THE PROBLEM - Output every entry exactly, from the first line to the last.

AVAILABLE DATA -

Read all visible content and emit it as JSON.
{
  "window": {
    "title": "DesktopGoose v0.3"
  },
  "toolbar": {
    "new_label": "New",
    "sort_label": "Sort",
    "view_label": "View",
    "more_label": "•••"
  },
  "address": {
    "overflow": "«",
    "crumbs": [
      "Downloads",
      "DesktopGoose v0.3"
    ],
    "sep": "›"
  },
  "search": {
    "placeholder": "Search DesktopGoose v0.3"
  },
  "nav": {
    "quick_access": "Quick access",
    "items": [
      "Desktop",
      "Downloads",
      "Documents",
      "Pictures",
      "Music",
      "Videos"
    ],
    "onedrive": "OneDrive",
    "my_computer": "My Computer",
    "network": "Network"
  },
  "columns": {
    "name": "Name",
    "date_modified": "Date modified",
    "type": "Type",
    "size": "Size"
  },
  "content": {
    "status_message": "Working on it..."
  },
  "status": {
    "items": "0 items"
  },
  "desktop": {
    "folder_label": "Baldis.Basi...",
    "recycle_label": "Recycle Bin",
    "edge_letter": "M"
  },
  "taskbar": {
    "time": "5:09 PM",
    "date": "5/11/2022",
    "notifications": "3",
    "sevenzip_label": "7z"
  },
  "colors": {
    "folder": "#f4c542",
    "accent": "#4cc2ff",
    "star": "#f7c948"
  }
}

RESULT OF THE EXERCISE -
Read all visible content and emit it as JSON.
{
  "window": {
    "title": "DesktopGoose v0.3"
  },
  "toolbar": {
    "new_label": "New",
    "sort_label": "Sort",
    "view_label": "View",
    "more_label": "•••"
  },
  "address": {
    "overflow": "«",
    "crumbs": [
      "Downloads",
      "DesktopGoose v0.3"
    ],
    "sep": "›"
  },
  "search": {
    "placeholder": "Search DesktopGoose v0.3"
  },
  "nav": {
    "quick_access": "Quick access",
    "items": [
      "Desktop",
      "Downloads",
      "Documents",
      "Pictures",
      "Music",
      "Videos"
    ],
    "onedrive": "OneDrive",
    "my_computer": "My Computer",
    "network": "Network"
  },
  "columns": {
    "name": "Name",
    "date_modified": "Date modified",
    "type": "Type",
    "size": "Size"
  },
  "content": {
    "status_message": "Working on it..."
  },
  "status": {
    "items": "0 items"
  },
  "desktop": {
    "folder_label": "Baldis.Basi...",
    "recycle_label": "Recycle Bin",
    "edge_letter": "M"
  },
  "taskbar": {
    "time": "5:09 PM",
    "date": "5/11/2022",
    "notifications": "3",
    "sevenzip_label": "7z"
  },
  "colors": {
    "folder": "#f4c542",
    "accent": "#4cc2ff",
    "star": "#f7c948"
  }
}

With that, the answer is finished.